The art of memento mori

From top-left, clockwise: A gold memento mori ring, replica Roman silver cups, a 17th Century brooch made from hair, and an 18th Century silver memento mori plaque. Photos via Wikimedia Commons

A collage of memento mori: A gold memento mori ring, replica Roman silver cups deocrated with skeletons, a 17th Century brooch made from hair depicting a skeleton with hourglass, and an 18th Century silver memento mori plaque with skull and cross bones.

Memento mori are an enduring tradition in Western European culture. These works of art, sometimes small and beautiful, sometimes imposing and magnificent, served as a reminder that all humans, no matter their differences, will one day die.

It certainly isn’t the most cheerful of mottos, so why did so many people, from medieval Europeans, right up to the Victorians, collect pieces of art that symbolised memento mori? And could there be a place for these macabre mementos in modern life?

What does memento mori mean?

Mosaic showing a reclining skeleton A Roman mosaic, circa 1st Century AD. The Greek inscription reads ‘Know thyself’, meaning know that you are mortal.

The phrase memento mori is Latin for ‘remember that you will die’. It has also come to mean a token, object or piece of art that serves as a reminder of mankind’s mortality.

It is believed that the practice originates from Ancient Rome. When victorious generals returned home from war and were given glorious parades in their honour, it is said that one slave would always walk behind the general, saying, “Respice post te. Hominem te memento,” roughly translating to ‘Look to what comes after you. Remember you are just a man.’

Black-and-white illustration showing an altar decorated with a heart shape and a skull, with text reading 'Memento Mori' An illustration from 'Emblemata Sacra' by Rev. Daniel Cramer, 1624. Here the memento mori is used as a Christian symbol.

In the Middle Ages, this idea resurfaced and was used in a Christian context to remind churchgoers that the afterlife awaited them. Church walls were adorned with elaborate paintings of skeletons and skulls, often showing kings, priests and peasants all being led by the hand by Death, demonstrating that no one was immune from the effects of time.

A silver watch with a painted face A silver pocket watch from 1791. The face shows a winged figure holding a scythe and hourglass, as well as the words ‘memento mori’. Photo by Birmingham Museums Trust.

Memento mori became especially popular in the 1600s, and people began carrying their own personal memento mori everywhere in the form of pocket watches, lockets and jewellery. This practice continued to be popular throughout the 18th and 19th Centuries, with Victorians adding their own style to the long-running tradition.

A gold coffin-shaped locket with silver skeleton A gold coffin-shaped locket to be worn as a necklace, containing a miniature skeleton, from the 18th Century.

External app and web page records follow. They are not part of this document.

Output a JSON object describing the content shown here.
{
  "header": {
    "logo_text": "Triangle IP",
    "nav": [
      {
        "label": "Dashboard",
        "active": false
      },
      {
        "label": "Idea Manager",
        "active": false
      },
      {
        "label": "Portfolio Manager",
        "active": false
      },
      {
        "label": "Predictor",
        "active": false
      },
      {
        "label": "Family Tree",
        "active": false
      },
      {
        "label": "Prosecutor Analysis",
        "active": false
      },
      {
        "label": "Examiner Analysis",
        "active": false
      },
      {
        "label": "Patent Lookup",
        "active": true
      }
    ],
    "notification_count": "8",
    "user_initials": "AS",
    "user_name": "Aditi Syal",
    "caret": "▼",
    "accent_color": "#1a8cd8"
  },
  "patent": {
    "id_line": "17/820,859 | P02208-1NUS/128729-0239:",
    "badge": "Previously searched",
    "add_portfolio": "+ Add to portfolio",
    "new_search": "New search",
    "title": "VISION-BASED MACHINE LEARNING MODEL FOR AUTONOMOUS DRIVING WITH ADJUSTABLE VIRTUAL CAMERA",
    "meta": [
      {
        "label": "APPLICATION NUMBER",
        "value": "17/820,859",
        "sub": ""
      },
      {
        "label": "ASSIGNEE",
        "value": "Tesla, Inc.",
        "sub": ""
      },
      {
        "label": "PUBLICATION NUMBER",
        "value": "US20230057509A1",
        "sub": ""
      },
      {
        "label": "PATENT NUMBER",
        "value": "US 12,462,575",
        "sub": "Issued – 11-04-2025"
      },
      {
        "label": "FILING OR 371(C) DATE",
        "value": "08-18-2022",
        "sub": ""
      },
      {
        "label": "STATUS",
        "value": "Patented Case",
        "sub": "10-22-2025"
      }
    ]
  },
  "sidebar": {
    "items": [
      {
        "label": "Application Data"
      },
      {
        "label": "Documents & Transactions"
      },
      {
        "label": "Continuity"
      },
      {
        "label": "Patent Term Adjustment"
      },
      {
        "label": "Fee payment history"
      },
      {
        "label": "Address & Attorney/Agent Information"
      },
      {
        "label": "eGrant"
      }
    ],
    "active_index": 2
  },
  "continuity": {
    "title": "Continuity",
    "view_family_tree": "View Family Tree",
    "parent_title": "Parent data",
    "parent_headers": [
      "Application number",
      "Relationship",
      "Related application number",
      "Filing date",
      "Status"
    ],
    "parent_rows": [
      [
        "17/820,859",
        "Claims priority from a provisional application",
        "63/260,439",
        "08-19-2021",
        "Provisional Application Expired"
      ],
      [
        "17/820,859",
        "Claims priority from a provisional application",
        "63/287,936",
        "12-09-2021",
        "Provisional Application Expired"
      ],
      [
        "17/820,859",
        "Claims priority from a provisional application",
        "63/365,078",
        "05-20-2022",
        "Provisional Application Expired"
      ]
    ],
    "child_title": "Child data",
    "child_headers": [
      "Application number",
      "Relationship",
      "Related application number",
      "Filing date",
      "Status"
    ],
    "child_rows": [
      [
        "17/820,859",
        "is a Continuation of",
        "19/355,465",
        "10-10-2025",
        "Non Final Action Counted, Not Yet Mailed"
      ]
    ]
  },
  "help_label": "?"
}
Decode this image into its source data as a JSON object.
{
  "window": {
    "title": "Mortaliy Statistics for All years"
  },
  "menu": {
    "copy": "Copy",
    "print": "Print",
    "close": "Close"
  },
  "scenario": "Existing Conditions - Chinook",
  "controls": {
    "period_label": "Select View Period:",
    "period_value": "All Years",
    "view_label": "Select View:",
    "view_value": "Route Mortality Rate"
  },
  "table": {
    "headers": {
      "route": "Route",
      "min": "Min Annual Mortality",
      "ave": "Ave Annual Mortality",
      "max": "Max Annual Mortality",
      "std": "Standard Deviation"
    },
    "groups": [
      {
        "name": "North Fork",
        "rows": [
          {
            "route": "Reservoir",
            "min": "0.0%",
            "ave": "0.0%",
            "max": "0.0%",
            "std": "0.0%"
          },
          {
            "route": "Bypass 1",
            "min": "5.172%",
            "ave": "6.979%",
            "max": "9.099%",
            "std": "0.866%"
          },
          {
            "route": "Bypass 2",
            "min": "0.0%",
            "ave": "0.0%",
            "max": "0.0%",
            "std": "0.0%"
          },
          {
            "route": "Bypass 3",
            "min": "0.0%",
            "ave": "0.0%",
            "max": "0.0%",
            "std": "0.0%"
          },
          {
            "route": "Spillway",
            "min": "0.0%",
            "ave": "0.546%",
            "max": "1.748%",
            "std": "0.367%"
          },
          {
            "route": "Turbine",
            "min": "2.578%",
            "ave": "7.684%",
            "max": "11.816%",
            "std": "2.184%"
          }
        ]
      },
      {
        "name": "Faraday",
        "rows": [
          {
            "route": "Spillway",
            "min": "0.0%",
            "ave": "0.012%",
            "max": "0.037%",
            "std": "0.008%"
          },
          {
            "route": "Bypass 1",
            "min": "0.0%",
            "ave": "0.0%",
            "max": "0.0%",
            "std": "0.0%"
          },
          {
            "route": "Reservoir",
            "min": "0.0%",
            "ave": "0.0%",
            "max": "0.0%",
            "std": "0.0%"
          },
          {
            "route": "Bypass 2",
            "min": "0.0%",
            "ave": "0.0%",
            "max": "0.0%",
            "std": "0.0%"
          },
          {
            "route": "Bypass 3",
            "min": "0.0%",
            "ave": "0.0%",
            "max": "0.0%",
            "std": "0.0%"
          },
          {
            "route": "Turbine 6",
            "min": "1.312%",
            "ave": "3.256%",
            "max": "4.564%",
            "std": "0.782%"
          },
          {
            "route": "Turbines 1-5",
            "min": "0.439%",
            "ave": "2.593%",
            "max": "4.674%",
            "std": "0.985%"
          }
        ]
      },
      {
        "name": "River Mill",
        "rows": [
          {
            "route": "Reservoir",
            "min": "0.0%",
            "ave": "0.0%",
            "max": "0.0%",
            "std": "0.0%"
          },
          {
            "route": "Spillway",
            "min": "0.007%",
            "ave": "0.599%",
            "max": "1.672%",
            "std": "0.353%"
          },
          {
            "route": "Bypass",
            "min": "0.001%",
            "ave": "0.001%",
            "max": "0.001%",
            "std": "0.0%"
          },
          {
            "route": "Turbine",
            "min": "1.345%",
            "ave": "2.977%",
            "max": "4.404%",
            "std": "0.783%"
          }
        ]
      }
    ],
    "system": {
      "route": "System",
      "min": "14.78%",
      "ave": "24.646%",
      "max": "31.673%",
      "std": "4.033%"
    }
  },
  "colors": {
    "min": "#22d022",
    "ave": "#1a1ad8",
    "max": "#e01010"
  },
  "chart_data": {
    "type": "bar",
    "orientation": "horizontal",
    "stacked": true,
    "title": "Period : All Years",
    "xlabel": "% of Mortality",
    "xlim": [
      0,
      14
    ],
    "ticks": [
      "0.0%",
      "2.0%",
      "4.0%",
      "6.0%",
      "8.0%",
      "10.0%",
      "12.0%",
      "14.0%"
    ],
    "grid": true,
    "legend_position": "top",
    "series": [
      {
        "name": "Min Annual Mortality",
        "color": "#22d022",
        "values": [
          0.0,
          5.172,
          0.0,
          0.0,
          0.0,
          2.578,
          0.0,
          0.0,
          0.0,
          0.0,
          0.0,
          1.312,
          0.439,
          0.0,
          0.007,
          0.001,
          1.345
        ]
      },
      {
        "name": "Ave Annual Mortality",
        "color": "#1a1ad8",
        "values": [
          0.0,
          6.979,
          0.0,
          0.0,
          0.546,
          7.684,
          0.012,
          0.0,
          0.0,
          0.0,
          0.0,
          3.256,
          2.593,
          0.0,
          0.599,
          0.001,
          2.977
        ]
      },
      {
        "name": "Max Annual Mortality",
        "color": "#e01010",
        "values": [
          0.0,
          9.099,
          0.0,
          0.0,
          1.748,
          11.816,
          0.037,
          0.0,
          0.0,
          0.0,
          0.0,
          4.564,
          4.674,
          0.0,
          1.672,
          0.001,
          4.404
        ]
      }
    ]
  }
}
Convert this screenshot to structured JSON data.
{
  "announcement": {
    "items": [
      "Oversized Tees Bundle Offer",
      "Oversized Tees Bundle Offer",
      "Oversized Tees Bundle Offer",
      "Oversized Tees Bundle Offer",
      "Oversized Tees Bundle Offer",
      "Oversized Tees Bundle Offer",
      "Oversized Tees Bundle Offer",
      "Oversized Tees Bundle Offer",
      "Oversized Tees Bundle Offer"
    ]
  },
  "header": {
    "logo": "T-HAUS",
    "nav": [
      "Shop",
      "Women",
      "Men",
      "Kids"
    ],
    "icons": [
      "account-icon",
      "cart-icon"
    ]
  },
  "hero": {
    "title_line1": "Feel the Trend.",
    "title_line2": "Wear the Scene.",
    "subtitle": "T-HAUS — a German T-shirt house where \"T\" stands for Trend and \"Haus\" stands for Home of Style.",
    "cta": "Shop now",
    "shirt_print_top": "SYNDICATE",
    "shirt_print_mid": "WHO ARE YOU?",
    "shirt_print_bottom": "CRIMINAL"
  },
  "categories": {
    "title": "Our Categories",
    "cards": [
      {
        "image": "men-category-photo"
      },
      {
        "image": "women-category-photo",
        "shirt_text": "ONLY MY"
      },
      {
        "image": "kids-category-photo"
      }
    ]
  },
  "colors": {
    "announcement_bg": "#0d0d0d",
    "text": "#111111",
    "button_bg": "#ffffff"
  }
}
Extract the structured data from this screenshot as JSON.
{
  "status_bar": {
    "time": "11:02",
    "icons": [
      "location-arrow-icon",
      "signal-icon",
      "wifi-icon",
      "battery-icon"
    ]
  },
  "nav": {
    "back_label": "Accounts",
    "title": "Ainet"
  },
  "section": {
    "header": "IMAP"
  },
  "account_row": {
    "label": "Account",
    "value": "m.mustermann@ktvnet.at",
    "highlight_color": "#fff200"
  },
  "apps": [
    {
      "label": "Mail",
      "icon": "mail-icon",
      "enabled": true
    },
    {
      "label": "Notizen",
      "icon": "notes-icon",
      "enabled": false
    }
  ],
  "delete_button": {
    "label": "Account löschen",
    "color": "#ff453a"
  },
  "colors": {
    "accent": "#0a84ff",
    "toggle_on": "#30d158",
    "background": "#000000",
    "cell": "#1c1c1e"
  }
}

Memento mori primarily had a moral and religious purpose: to remind its owner or viewer that the afterlife awaited, and to not be overtly attached to material pleasures, in light of the prospect of divine judgment.

But could memento mori make a comeback in modern life?

Memento mori in the modern world

Silver necklace pendant with skeleton Modern replica of a 19th Century wax seal made into a memento mori necklace. Available on Etsy.

Why would anyone want to be reminded about death? If that’s your first thought when you see memento mori, you’re not alone.

In the 21st Century, when death rates are down and people are living longer and longer, it’s easy to postpone any worries about the end of life. Indeed, in recent decades, Western society has become less and less familiar with death, to the point where it has become a taboo to talk about it.

There are, however, advantages to being reminding of your mortality. The death positive movement champions the idea that it is not only important, but beneficial to think and talk about the end of life. It can have a positive impact on your emotional well-being, ensure you get the care you want in your final days and, perhaps most importantly, give you a greater appreciation for life.

Perhaps this ancient practice deserves a revival. There’s no shortage of ornaments, jewellery and tokens out there that could act as a modern-day memento mori.

Read more about how death positivity can help you, or read more about the history of memento mori.